PROBLEM TO SOLVE: Set down all of the entries exactly, leaving nothing out.

----------------------------------------

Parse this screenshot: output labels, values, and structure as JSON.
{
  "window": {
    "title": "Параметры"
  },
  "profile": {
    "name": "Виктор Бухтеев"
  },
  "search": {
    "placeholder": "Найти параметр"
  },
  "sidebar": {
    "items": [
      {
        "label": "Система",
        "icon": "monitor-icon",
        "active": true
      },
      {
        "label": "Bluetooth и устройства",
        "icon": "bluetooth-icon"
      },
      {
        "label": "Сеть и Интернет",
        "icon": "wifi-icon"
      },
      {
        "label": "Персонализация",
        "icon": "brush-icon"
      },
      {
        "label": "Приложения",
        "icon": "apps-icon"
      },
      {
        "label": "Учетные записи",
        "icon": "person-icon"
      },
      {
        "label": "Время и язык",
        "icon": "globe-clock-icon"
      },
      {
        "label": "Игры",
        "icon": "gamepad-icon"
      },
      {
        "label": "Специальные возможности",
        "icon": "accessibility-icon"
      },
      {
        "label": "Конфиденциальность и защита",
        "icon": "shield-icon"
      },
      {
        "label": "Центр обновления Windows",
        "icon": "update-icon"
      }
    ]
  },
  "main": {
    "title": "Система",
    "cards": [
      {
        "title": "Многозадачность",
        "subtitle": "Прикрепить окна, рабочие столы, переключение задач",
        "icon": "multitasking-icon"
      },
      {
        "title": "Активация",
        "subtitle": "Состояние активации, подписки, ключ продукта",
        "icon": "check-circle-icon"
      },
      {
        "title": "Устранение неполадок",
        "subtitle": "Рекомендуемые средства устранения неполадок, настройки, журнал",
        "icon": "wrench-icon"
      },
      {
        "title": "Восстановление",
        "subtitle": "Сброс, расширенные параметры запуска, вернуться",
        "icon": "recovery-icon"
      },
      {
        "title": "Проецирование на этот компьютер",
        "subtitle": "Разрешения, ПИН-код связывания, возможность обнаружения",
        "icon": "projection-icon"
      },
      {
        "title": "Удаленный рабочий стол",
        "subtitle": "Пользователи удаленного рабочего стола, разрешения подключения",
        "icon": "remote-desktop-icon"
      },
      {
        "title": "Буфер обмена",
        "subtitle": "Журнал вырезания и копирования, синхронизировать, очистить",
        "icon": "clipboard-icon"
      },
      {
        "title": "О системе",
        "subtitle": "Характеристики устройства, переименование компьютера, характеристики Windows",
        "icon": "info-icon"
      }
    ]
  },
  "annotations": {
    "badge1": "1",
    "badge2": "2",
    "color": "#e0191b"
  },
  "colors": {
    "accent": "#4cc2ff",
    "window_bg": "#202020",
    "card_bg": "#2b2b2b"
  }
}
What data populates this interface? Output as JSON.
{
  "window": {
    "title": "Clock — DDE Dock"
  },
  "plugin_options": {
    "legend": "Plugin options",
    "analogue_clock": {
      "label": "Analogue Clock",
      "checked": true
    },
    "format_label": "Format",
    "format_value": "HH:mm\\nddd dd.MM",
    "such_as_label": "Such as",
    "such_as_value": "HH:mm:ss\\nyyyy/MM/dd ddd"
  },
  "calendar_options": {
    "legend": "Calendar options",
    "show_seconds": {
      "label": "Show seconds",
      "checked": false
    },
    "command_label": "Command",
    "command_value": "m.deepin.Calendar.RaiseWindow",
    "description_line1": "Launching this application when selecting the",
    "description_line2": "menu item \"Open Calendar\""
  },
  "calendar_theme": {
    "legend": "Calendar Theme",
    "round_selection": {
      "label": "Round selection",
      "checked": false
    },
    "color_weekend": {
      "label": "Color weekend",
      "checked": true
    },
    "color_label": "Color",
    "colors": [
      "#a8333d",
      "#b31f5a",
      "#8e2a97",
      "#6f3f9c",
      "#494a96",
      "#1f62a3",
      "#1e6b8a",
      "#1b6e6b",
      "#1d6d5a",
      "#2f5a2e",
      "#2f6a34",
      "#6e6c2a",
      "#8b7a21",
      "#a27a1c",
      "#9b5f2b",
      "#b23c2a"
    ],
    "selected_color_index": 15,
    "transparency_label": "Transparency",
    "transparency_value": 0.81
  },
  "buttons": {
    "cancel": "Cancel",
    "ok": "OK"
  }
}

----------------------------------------

SOLUTION TO THIS EXERCISE:
Parse this screenshot: output labels, values, and structure as JSON.
{
  "window": {
    "title": "Параметры"
  },
  "profile": {
    "name": "Виктор Бухтеев"
  },
  "search": {
    "placeholder": "Найти параметр"
  },
  "sidebar": {
    "items": [
      {
        "label": "Система",
        "icon": "monitor-icon",
        "active": true
      },
      {
        "label": "Bluetooth и устройства",
        "icon": "bluetooth-icon"
      },
      {
        "label": "Сеть и Интернет",
        "icon": "wifi-icon"
      },
      {
        "label": "Персонализация",
        "icon": "brush-icon"
      },
      {
        "label": "Приложения",
        "icon": "apps-icon"
      },
      {
        "label": "Учетные записи",
        "icon": "person-icon"
      },
      {
        "label": "Время и язык",
        "icon": "globe-clock-icon"
      },
      {
        "label": "Игры",
        "icon": "gamepad-icon"
      },
      {
        "label": "Специальные возможности",
        "icon": "accessibility-icon"
      },
      {
        "label": "Конфиденциальность и защита",
        "icon": "shield-icon"
      },
      {
        "label": "Центр обновления Windows",
        "icon": "update-icon"
      }
    ]
  },
  "main": {
    "title": "Система",
    "cards": [
      {
        "title": "Многозадачность",
        "subtitle": "Прикрепить окна, рабочие столы, переключение задач",
        "icon": "multitasking-icon"
      },
      {
        "title": "Активация",
        "subtitle": "Состояние активации, подписки, ключ продукта",
        "icon": "check-circle-icon"
      },
      {
        "title": "Устранение неполадок",
        "subtitle": "Рекомендуемые средства устранения неполадок, настройки, журнал",
        "icon": "wrench-icon"
      },
      {
        "title": "Восстановление",
        "subtitle": "Сброс, расширенные параметры запуска, вернуться",
        "icon": "recovery-icon"
      },
      {
        "title": "Проецирование на этот компьютер",
        "subtitle": "Разрешения, ПИН-код связывания, возможность обнаружения",
        "icon": "projection-icon"
      },
      {
        "title": "Удаленный рабочий стол",
        "subtitle": "Пользователи удаленного рабочего стола, разрешения подключения",
        "icon": "remote-desktop-icon"
      },
      {
        "title": "Буфер обмена",
        "subtitle": "Журнал вырезания и копирования, синхронизировать, очистить",
        "icon": "clipboard-icon"
      },
      {
        "title": "О системе",
        "subtitle": "Характеристики устройства, переименование компьютера, характеристики Windows",
        "icon": "info-icon"
      }
    ]
  },
  "annotations": {
    "badge1": "1",
    "badge2": "2",
    "color": "#e0191b"
  },
  "colors": {
    "accent": "#4cc2ff",
    "window_bg": "#202020",
    "card_bg": "#2b2b2b"
  }
}
What data populates this interface? Output as JSON.
{
  "window": {
    "title": "Clock — DDE Dock"
  },
  "plugin_options": {
    "legend": "Plugin options",
    "analogue_clock": {
      "label": "Analogue Clock",
      "checked": true
    },
    "format_label": "Format",
    "format_value": "HH:mm\\nddd dd.MM",
    "such_as_label": "Such as",
    "such_as_value": "HH:mm:ss\\nyyyy/MM/dd ddd"
  },
  "calendar_options": {
    "legend": "Calendar options",
    "show_seconds": {
      "label": "Show seconds",
      "checked": false
    },
    "command_label": "Command",
    "command_value": "m.deepin.Calendar.RaiseWindow",
    "description_line1": "Launching this application when selecting the",
    "description_line2": "menu item \"Open Calendar\""
  },
  "calendar_theme": {
    "legend": "Calendar Theme",
    "round_selection": {
      "label": "Round selection",
      "checked": false
    },
    "color_weekend": {
      "label": "Color weekend",
      "checked": true
    },
    "color_label": "Color",
    "colors": [
      "#a8333d",
      "#b31f5a",
      "#8e2a97",
      "#6f3f9c",
      "#494a96",
      "#1f62a3",
      "#1e6b8a",
      "#1b6e6b",
      "#1d6d5a",
      "#2f5a2e",
      "#2f6a34",
      "#6e6c2a",
      "#8b7a21",
      "#a27a1c",
      "#9b5f2b",
      "#b23c2a"
    ],
    "selected_color_index": 15,
    "transparency_label": "Transparency",
    "transparency_value": 0.81
  },
  "buttons": {
    "cancel": "Cancel",
    "ok": "OK"
  }
}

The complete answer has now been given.